══ Dataset excerpts ══

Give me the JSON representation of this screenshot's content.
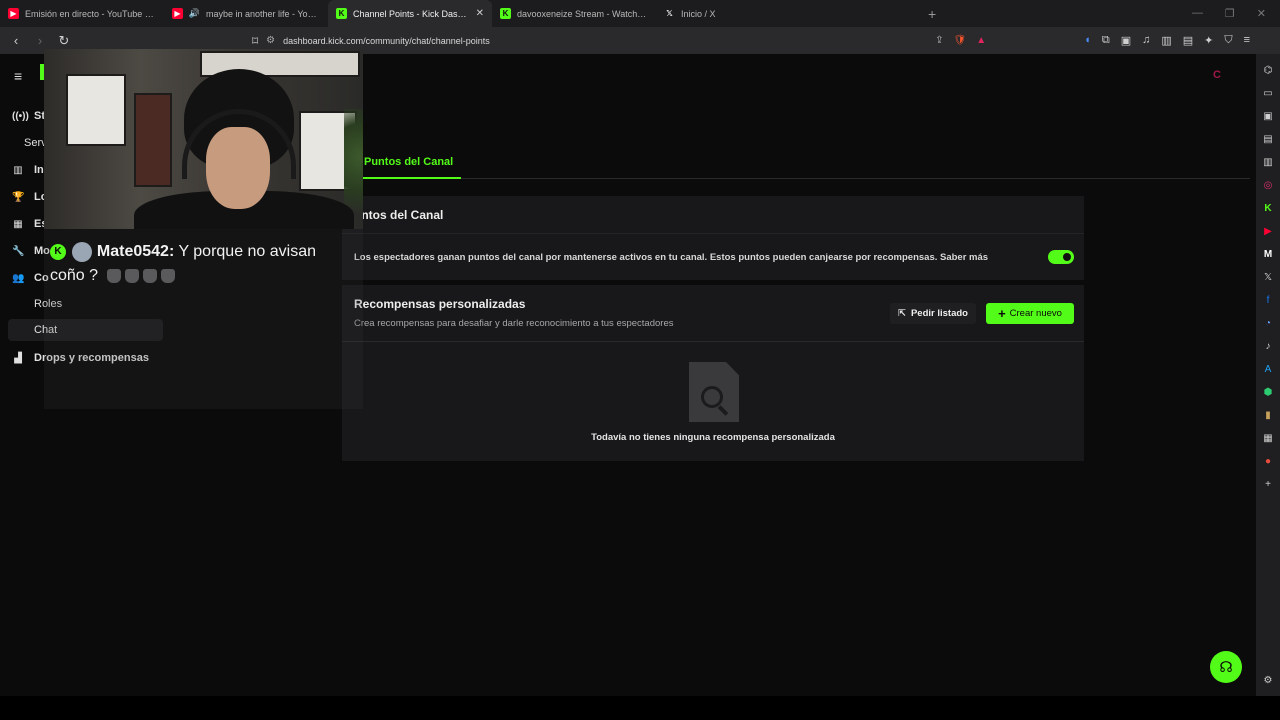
{
  "tabs": [
    {
      "title": "Emisión en directo - YouTube Studio",
      "icon": "youtube-studio-icon",
      "color": "#ff0033",
      "active": false
    },
    {
      "title": "maybe in another life - YouTube",
      "icon": "youtube-icon",
      "color": "#ff0033",
      "active": false
    },
    {
      "title": "Channel Points - Kick Dashboard",
      "icon": "kick-icon",
      "color": "#53fc18",
      "active": true
    },
    {
      "title": "davooxeneize Stream - Watch Live o",
      "icon": "kick-icon",
      "color": "#53fc18",
      "active": false
    },
    {
      "title": "Inicio / X",
      "icon": "x-icon",
      "color": "#ffffff",
      "active": false
    }
  ],
  "address_bar": {
    "url": "dashboard.kick.com/community/chat/channel-points"
  },
  "sidebar": {
    "items": [
      {
        "label": "St",
        "icon": "broadcast-icon"
      },
      {
        "label": "Serv",
        "icon": ""
      },
      {
        "label": "In",
        "icon": "chart-icon"
      },
      {
        "label": "Lo",
        "icon": "trophy-icon"
      },
      {
        "label": "Es",
        "icon": "stats-icon"
      },
      {
        "label": "Mo",
        "icon": "wrench-icon"
      },
      {
        "label": "Co",
        "icon": "users-icon"
      }
    ],
    "roles_label": "Roles",
    "chat_label": "Chat",
    "drops_label": "Drops y recompensas"
  },
  "main": {
    "active_tab": "Puntos del Canal",
    "channel_points": {
      "title": "untos del Canal",
      "description": "Los espectadores ganan puntos del canal por mantenerse activos en tu canal. Estos puntos pueden canjearse por recompensas. Saber más",
      "enabled": true
    },
    "custom_rewards": {
      "title": "Recompensas personalizadas",
      "subtitle": "Crea recompensas para desafiar y darle reconocimiento a tus espectadores",
      "request_list_label": "Pedir listado",
      "create_label": "Crear nuevo",
      "empty_text": "Todavía no tienes ninguna recompensa personalizada"
    }
  },
  "chat_overlay": {
    "username": "Mate0542:",
    "message": "Y porque no avisan coño ?"
  },
  "colors": {
    "accent": "#53fc18",
    "background": "#0b0b0c",
    "panel": "#18181a"
  }
}
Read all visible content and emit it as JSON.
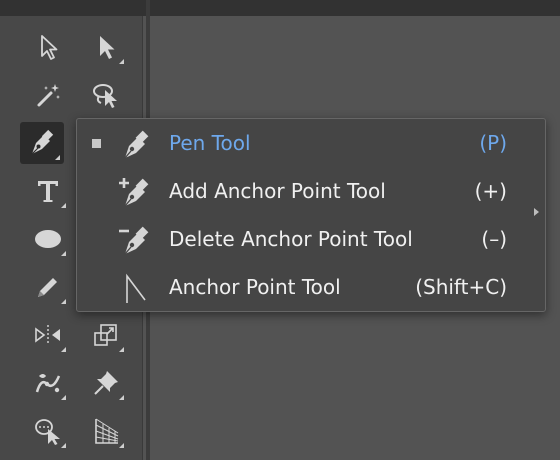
{
  "toolbar": {
    "tools": [
      {
        "name": "selection-tool",
        "icon": "arrow-outline-icon"
      },
      {
        "name": "direct-selection-tool",
        "icon": "arrow-filled-icon"
      },
      {
        "name": "magic-wand-tool",
        "icon": "magic-wand-icon"
      },
      {
        "name": "lasso-tool",
        "icon": "lasso-icon"
      },
      {
        "name": "pen-tool",
        "icon": "pen-icon",
        "active": true
      },
      {
        "name": "curvature-tool",
        "icon": "curvature-icon"
      },
      {
        "name": "type-tool",
        "icon": "type-icon"
      },
      {
        "name": "line-tool",
        "icon": "line-segment-icon"
      },
      {
        "name": "ellipse-tool",
        "icon": "ellipse-icon"
      },
      {
        "name": "paintbrush-tool",
        "icon": "paintbrush-icon"
      },
      {
        "name": "pencil-tool",
        "icon": "pencil-icon"
      },
      {
        "name": "eraser-tool",
        "icon": "eraser-icon"
      },
      {
        "name": "reflect-tool",
        "icon": "reflect-icon"
      },
      {
        "name": "scale-tool",
        "icon": "scale-icon"
      },
      {
        "name": "puppet-warp-tool",
        "icon": "puppet-warp-icon"
      },
      {
        "name": "pin-tool",
        "icon": "pin-icon"
      },
      {
        "name": "shape-builder-tool",
        "icon": "shape-builder-icon"
      },
      {
        "name": "perspective-grid-tool",
        "icon": "perspective-grid-icon"
      }
    ]
  },
  "flyout": {
    "items": [
      {
        "label": "Pen Tool",
        "shortcut": "(P)",
        "icon": "pen-icon",
        "selected": true
      },
      {
        "label": "Add Anchor Point Tool",
        "shortcut": "(+)",
        "icon": "add-anchor-point-icon"
      },
      {
        "label": "Delete Anchor Point Tool",
        "shortcut": "(–)",
        "icon": "delete-anchor-point-icon"
      },
      {
        "label": "Anchor Point Tool",
        "shortcut": "(Shift+C)",
        "icon": "anchor-point-icon"
      }
    ],
    "colors": {
      "selected_text": "#6ea8ec",
      "text": "#f0f0f0",
      "background": "#454545"
    }
  }
}
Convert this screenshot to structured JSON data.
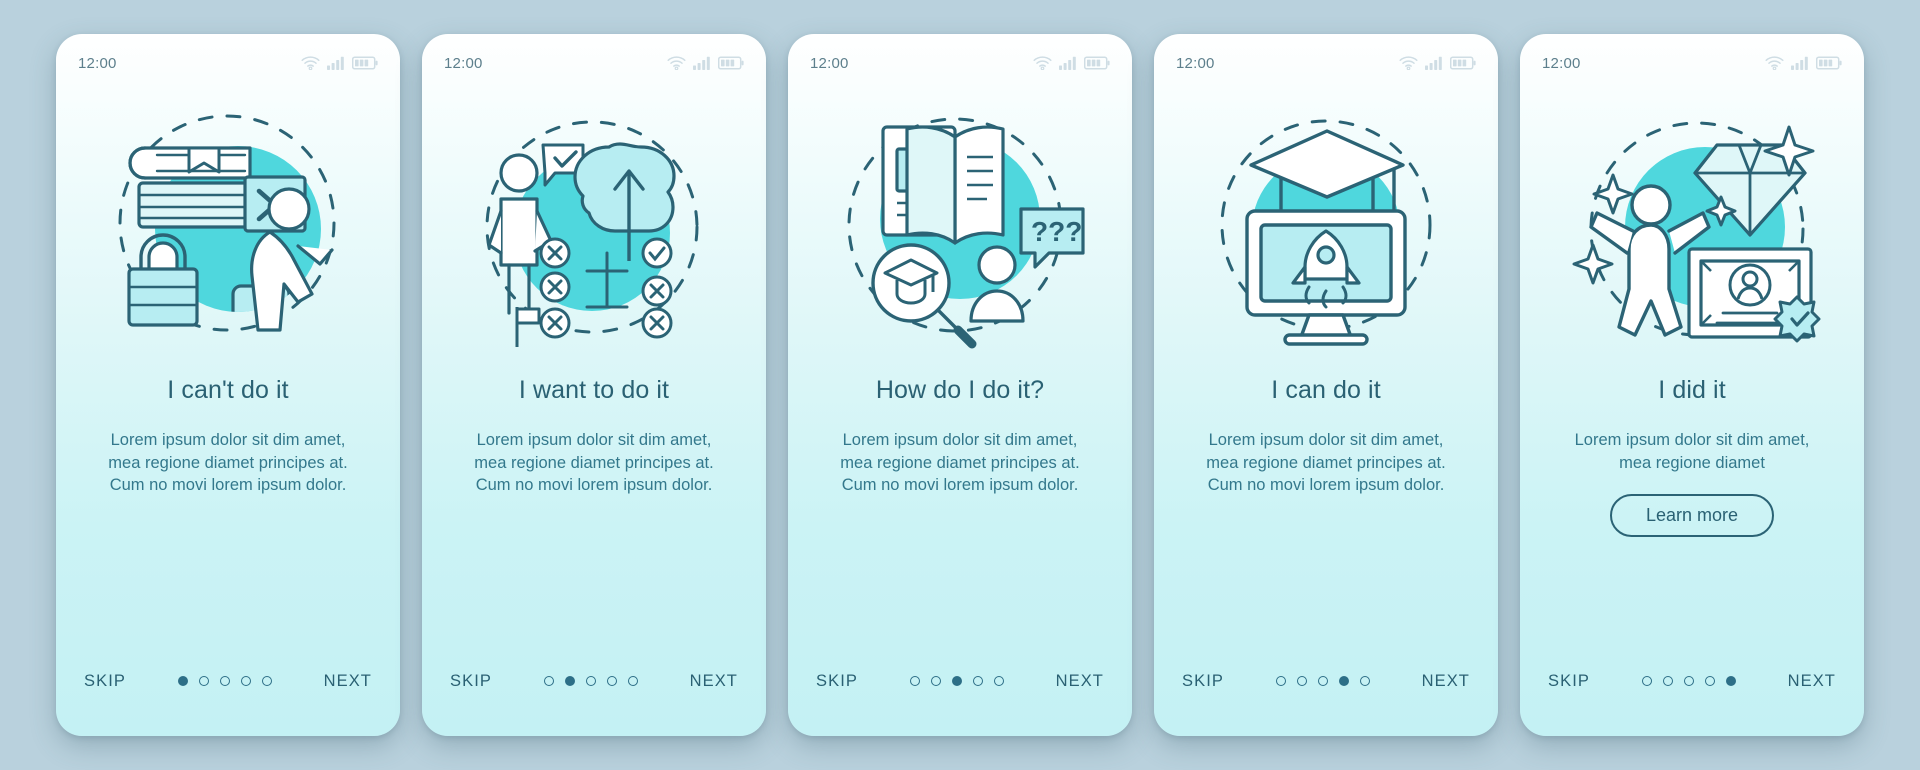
{
  "theme": {
    "page_background": "#b9d1dd",
    "card_gradient_top": "#ffffff",
    "card_gradient_bottom": "#c4f1f4",
    "accent_cyan": "#4fd7dd",
    "line_dark": "#2b6375",
    "title_color": "#2a6173",
    "body_color": "#33788c",
    "status_text_color": "#5d7f8c"
  },
  "status_bar": {
    "time": "12:00",
    "icons": [
      "wifi-icon",
      "cellular-signal-icon",
      "battery-icon"
    ]
  },
  "common": {
    "skip_label": "SKIP",
    "next_label": "NEXT",
    "total_steps": 5
  },
  "screens": [
    {
      "id": "screen-1",
      "illustration": "books-lock-seated-person",
      "title": "I can't do it",
      "body": "Lorem ipsum dolor sit dim amet, mea regione diamet principes at. Cum no movi lorem ipsum dolor.",
      "active_step": 1,
      "cta": null
    },
    {
      "id": "screen-2",
      "illustration": "person-brain-flowchart",
      "title": "I want to do it",
      "body": "Lorem ipsum dolor sit dim amet, mea regione diamet principes at. Cum no movi lorem ipsum dolor.",
      "active_step": 2,
      "cta": null
    },
    {
      "id": "screen-3",
      "illustration": "open-book-magnifier-question",
      "title": "How do I do it?",
      "body": "Lorem ipsum dolor sit dim amet, mea regione diamet principes at. Cum no movi lorem ipsum dolor.",
      "active_step": 3,
      "cta": null
    },
    {
      "id": "screen-4",
      "illustration": "graduation-cap-monitor-rocket",
      "title": "I can do it",
      "body": "Lorem ipsum dolor sit dim amet, mea regione diamet principes at. Cum no movi lorem ipsum dolor.",
      "active_step": 4,
      "cta": null
    },
    {
      "id": "screen-5",
      "illustration": "diamond-certificate-celebrating-person",
      "title": "I did it",
      "body": "Lorem ipsum dolor sit dim amet, mea regione diamet",
      "active_step": 5,
      "cta": "Learn more"
    }
  ]
}
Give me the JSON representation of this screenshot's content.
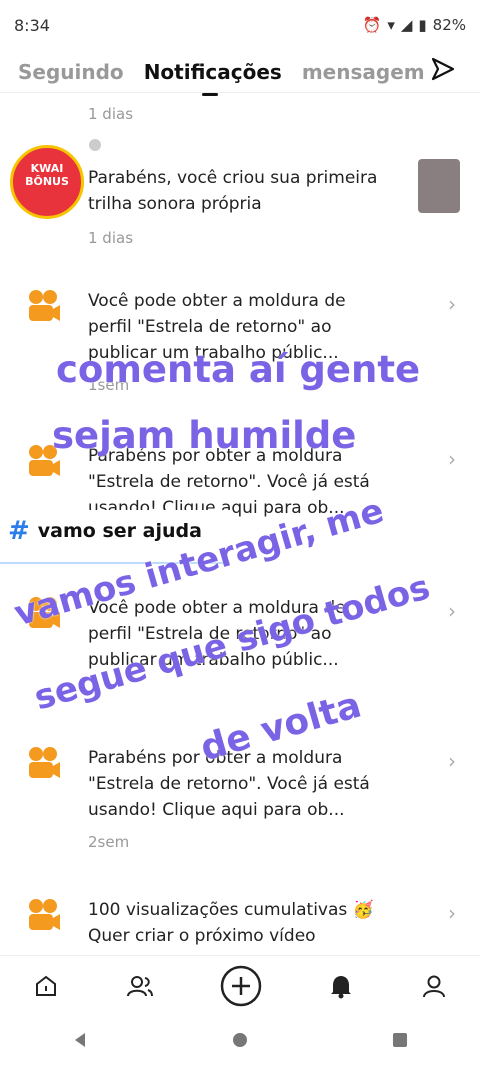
{
  "status": {
    "time": "8:34",
    "battery": "82%"
  },
  "tabs": {
    "following": "Seguindo",
    "notifications": "Notificações",
    "messages": "mensagem"
  },
  "feed": {
    "time0": "1 dias",
    "bonus_label": "KWAI\nBÔNUS",
    "n1": {
      "text": "Parabéns, você criou sua primeira trilha sonora própria",
      "time": "1 dias"
    },
    "n2": {
      "text": "Você pode obter a moldura de perfil \"Estrela de retorno\" ao publicar um trabalho públic...",
      "time": "1sem"
    },
    "n3": {
      "text": "Parabéns por obter a moldura \"Estrela de retorno\". Você já está usando! Clique aqui para ob..."
    },
    "n4": {
      "text": "Você pode obter a moldura de perfil \"Estrela de retorno\" ao publicar um trabalho públic..."
    },
    "n5": {
      "text": "Parabéns por obter a moldura \"Estrela de retorno\". Você já está usando! Clique aqui para ob...",
      "time": "2sem"
    },
    "n6": {
      "text": "100 visualizações cumulativas 🥳Quer criar o próximo vídeo"
    }
  },
  "overlay": {
    "line1": "comenta aí gente",
    "line2": "sejam humilde",
    "hashtag": "vamo ser ajuda",
    "diag1": "vamos interagir, me",
    "diag2": "segue que sigo todos",
    "diag3": "de volta"
  },
  "colors": {
    "accent": "#7b63e6",
    "kwai_orange": "#f39a1f"
  }
}
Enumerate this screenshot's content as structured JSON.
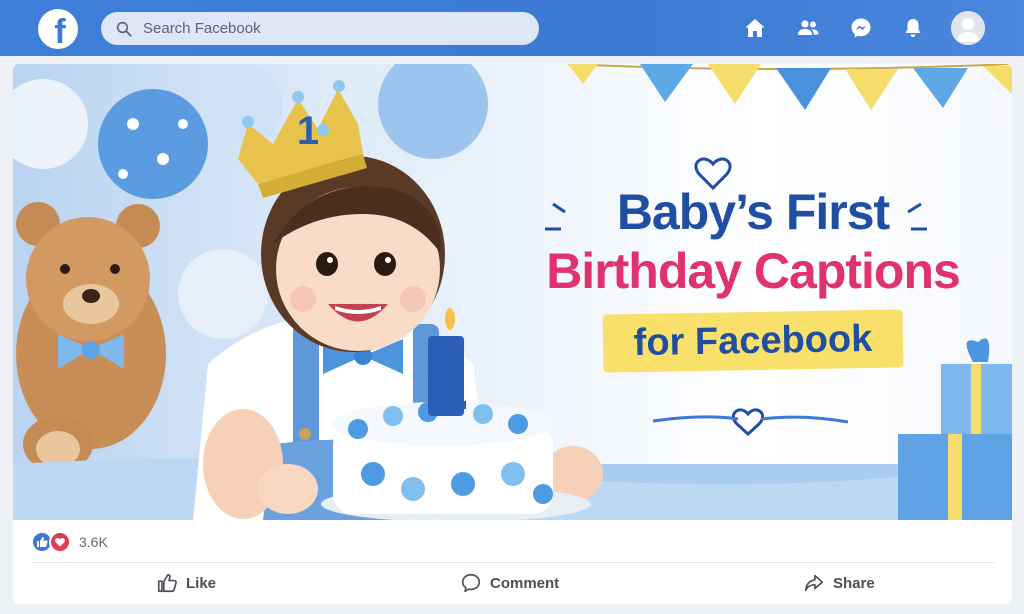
{
  "topbar": {
    "logo_letter": "f",
    "search_placeholder": "Search Facebook",
    "icons": [
      "home-icon",
      "friends-icon",
      "messenger-icon",
      "notifications-icon",
      "profile-avatar"
    ]
  },
  "post": {
    "image": {
      "headline_line1": "Baby’s First",
      "headline_line2": "Birthday Captions",
      "headline_line3": "for Facebook",
      "crown_number": "1",
      "candle_number": "1"
    },
    "reactions": {
      "types": [
        "like",
        "love"
      ],
      "count": "3.6K"
    },
    "actions": {
      "like": "Like",
      "comment": "Comment",
      "share": "Share"
    }
  },
  "colors": {
    "brand_blue": "#3b79d4",
    "headline_blue": "#1f4ea3",
    "headline_pink": "#e0336e",
    "ribbon_yellow": "#f8e06a"
  }
}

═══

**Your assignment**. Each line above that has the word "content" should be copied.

**Written answer**.
Give me the JSON representation of this screenshot's content.
Read all visible content and emit it as JSON.
Give me the JSON representation of this screenshot's content.
Enumerate this screenshot's content as structured JSON.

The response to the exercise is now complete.